A plane flying on autopilot, with the lone pilot slumped unconscious in the cockpit, flew through Adelaide’s controlled airspace as air traffic controllers desperately and unsuccessfully tried to contact the pilot.

The incident has been outlined in a report by the Australian Transport Safety Bureau (ATSB).

As a result, an Adelaide flight school will require its students to log the times they last ate and slept before taking off.

The incident happened two months ago. It involved the same South Australian airfield that hit the news earlier this year when a pilot on a long test flight dramatically demonstrated the tedium of the task by flying his aircraft in a series of turns to write “I’M BORED” in the sky – and in another cheeky twist, adding a couple of penis shapes for good measure. See: Bored pilot writes message and draws penis in sky

In the latest incident, a student pilot in a Diamond DA 40 plane, conducting a solo navigation flight from Port Augusta to Parafield in South Australia “began to feel a headache in his forehead and engaged the autopilot”, the ATSB recorded.

“Shortly after, the pilot became unconscious.”

When the plane entered “Class C airspace” (the controlled airspace surrounding major airports) “Air Traffic Control (ATC) attempted to contact the pilot numerous times unsuccessfully”.

The crew of another Diamond DA plane (an Austrian four-seat, single-engine, light aircraft used frequently as a trainer), which was flying nearby, offered its assistance to ATC in identifying and establishing contact with the aircraft.

Autopilot in control

The crew of the second aircraft eventually sighted the other plane and reported that the pilot had by that time regained consciousness.

At this point, the other aircraft was over the sea, 46 kilometres south-south-west of Adelaide.

“Radio contact was subsequently established and ATC assisted the pilot in returning the aircraft to Parafield whilst under escort by the DA 42,” the ATSB noted.

“It is estimated that the pilot was unconscious for approximately 40 minutes.

“The pilot advised that the night prior to the flight he had suffered from a restless night of sleep and was recovering from a mild cold. On the day of the flight, the pilot did not consume any breakfast prior to departing from Parafield to Port Augusta. During the flight from Parafield to Port Augusta, the pilot only consumed a bottle of Gatorade, some water and a chocolate bar during the stopover in Port Augusta.”

As a result of this occurrence, the operator has advised the ATSB that they are taking the following safety actions:
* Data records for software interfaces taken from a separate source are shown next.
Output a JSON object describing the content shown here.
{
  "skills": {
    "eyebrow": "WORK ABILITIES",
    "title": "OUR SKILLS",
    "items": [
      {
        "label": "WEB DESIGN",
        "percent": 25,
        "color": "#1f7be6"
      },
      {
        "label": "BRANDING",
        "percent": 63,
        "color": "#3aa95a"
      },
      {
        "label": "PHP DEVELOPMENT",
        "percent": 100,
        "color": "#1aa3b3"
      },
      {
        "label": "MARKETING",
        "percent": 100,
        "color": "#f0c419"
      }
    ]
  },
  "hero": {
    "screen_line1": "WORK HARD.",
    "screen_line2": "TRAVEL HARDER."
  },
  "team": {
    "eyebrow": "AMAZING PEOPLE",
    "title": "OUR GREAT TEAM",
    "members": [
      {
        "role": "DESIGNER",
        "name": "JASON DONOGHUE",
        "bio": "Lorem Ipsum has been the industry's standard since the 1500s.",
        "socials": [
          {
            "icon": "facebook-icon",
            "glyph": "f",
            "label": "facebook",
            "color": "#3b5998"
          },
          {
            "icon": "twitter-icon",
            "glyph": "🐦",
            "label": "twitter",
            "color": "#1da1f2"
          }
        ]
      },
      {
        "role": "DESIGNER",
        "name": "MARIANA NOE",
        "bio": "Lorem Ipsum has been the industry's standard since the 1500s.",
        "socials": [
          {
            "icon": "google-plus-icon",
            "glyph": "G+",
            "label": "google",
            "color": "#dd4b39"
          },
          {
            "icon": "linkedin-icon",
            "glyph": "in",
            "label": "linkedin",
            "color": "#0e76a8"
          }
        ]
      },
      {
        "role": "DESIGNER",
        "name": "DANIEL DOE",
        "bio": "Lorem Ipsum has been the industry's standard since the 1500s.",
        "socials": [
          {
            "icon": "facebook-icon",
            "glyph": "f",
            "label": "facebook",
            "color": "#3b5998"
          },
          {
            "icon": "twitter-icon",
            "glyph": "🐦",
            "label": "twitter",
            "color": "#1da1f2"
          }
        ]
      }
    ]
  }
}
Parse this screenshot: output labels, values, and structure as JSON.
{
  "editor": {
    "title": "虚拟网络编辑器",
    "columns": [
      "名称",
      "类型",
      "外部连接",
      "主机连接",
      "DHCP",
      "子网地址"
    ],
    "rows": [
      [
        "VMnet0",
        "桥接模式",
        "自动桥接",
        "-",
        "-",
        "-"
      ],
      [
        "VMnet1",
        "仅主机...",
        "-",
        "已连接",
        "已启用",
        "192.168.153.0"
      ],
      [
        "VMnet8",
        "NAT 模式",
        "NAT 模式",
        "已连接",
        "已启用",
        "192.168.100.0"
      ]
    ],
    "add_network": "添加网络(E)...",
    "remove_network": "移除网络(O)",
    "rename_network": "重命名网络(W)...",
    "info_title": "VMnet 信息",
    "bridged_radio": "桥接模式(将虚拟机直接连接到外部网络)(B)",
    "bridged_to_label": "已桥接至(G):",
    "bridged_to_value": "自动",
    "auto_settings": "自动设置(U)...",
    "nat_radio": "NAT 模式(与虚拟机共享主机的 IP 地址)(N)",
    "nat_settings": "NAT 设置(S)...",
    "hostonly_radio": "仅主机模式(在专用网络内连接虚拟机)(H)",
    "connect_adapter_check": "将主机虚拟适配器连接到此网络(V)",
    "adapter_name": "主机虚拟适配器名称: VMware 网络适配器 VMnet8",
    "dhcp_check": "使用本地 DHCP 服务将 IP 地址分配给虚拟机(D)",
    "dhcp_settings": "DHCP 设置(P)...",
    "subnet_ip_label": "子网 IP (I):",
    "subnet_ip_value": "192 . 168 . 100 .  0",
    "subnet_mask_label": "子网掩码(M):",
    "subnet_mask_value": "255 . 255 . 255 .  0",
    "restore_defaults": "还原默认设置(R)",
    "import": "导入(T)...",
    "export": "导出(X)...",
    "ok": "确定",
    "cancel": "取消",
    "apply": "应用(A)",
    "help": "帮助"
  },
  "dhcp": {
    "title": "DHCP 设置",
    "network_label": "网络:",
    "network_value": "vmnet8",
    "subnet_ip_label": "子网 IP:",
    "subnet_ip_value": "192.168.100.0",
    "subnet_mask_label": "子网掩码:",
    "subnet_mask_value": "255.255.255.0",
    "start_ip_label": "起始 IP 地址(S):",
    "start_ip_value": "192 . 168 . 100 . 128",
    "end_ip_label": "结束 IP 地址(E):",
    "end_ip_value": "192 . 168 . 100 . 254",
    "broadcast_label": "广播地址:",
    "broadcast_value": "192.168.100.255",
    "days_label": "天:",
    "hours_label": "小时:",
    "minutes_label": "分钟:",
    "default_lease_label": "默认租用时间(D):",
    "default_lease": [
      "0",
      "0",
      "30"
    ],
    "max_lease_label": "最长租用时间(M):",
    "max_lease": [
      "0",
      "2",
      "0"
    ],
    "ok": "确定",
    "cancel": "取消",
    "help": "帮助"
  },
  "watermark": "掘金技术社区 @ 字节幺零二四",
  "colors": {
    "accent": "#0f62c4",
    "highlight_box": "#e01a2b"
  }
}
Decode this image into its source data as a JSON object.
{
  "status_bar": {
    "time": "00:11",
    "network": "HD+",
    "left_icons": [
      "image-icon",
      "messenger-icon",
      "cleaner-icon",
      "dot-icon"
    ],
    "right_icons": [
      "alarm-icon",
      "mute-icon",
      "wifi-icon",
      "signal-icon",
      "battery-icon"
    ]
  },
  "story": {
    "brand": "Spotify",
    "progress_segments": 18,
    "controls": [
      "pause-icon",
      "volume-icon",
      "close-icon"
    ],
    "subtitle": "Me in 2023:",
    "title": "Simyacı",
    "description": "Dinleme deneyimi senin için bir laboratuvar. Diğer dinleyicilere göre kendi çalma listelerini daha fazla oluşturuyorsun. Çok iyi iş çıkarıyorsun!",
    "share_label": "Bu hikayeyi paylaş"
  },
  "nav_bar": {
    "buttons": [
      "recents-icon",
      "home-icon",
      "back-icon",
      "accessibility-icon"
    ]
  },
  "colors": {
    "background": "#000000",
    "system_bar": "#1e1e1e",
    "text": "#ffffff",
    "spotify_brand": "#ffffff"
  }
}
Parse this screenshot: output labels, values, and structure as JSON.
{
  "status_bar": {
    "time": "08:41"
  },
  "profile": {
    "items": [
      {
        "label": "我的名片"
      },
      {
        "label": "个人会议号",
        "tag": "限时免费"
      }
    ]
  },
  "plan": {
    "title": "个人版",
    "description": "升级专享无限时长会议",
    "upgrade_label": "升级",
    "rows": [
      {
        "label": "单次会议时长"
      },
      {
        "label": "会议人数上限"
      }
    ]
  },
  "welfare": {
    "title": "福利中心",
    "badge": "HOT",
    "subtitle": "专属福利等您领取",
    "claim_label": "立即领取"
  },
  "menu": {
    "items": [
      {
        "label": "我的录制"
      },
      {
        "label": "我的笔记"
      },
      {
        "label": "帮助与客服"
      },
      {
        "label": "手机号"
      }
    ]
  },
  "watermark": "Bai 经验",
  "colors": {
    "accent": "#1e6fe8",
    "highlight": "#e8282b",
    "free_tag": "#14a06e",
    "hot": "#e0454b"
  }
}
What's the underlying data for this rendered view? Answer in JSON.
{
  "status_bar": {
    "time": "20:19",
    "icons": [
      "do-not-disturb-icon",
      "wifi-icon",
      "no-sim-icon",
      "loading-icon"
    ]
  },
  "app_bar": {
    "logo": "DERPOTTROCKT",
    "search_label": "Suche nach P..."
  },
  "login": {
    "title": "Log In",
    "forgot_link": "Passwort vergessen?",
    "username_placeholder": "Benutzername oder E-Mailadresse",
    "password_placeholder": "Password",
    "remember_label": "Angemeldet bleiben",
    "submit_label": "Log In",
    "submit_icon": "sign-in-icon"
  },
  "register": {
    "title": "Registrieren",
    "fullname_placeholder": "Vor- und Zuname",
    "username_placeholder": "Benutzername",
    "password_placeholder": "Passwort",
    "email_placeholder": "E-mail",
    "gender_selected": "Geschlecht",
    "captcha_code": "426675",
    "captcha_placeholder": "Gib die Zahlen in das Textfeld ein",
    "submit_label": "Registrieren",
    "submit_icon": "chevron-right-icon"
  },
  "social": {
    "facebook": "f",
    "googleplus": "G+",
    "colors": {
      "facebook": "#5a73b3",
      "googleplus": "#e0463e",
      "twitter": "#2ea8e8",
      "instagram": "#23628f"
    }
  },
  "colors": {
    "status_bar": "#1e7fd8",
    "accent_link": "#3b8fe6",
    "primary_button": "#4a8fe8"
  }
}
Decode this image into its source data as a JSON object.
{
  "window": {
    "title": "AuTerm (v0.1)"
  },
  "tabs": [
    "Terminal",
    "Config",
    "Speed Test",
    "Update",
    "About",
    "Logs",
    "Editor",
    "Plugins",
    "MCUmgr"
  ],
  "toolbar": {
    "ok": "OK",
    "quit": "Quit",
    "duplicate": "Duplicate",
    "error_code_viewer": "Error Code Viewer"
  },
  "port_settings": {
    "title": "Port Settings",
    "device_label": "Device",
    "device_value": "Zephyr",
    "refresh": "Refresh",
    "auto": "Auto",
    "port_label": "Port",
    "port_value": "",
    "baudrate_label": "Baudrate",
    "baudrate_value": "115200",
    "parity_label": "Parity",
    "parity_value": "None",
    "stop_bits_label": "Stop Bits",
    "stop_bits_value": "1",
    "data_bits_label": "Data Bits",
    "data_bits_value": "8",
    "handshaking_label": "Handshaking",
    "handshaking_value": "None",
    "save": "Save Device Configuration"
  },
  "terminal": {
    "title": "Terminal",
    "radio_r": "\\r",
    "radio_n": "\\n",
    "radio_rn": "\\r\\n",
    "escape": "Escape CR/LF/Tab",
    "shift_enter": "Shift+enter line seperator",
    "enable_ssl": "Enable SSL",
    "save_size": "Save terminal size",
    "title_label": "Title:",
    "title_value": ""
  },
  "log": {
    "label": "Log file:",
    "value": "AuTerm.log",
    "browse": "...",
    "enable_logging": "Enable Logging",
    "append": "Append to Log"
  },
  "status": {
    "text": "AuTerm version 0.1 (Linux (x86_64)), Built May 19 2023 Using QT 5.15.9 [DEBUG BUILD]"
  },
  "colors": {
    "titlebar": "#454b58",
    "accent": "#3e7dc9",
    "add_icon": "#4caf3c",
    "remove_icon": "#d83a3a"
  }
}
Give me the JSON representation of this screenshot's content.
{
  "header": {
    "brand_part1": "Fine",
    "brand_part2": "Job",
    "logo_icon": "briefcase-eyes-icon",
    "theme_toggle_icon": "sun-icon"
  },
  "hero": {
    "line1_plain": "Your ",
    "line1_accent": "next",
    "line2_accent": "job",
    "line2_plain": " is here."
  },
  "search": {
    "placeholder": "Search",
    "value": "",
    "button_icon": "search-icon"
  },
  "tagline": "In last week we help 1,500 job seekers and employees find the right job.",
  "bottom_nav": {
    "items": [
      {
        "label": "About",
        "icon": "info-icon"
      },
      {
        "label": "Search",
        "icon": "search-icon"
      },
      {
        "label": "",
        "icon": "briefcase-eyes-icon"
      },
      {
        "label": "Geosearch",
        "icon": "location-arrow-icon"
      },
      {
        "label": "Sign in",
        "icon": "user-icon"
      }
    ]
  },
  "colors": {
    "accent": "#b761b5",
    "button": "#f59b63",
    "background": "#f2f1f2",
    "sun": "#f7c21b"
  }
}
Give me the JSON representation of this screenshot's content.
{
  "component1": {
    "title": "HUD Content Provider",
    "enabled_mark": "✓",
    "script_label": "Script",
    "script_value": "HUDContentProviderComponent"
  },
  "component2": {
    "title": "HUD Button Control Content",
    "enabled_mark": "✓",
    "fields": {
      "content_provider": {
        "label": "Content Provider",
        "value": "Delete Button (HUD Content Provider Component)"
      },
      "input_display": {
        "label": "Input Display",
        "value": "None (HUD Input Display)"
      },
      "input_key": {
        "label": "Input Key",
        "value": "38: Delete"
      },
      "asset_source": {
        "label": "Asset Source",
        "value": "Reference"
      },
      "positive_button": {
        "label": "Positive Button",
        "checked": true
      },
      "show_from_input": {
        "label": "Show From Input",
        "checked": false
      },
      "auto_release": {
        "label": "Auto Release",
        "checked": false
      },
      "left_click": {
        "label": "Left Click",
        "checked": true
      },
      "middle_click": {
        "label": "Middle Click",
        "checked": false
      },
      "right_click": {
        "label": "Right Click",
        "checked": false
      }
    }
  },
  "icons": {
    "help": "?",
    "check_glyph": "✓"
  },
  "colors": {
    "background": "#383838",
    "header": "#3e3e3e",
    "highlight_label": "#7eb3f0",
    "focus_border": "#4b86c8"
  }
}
  • Provide guidance that is more specific to students regarding sleep patterns and practical methods to ensure students are well rested.
  • Students will be required to include in their flight authorisation form their hours of sleep in the previous 24 and 48 hours, the time of when their last meal was consumed and the type of meal.
  • Conduct a safety briefing to re-emphasise the importance of observing company guidelines and responsibilities of the pilot in command, with more emphasis on fatigue management.

Written by Peter Needham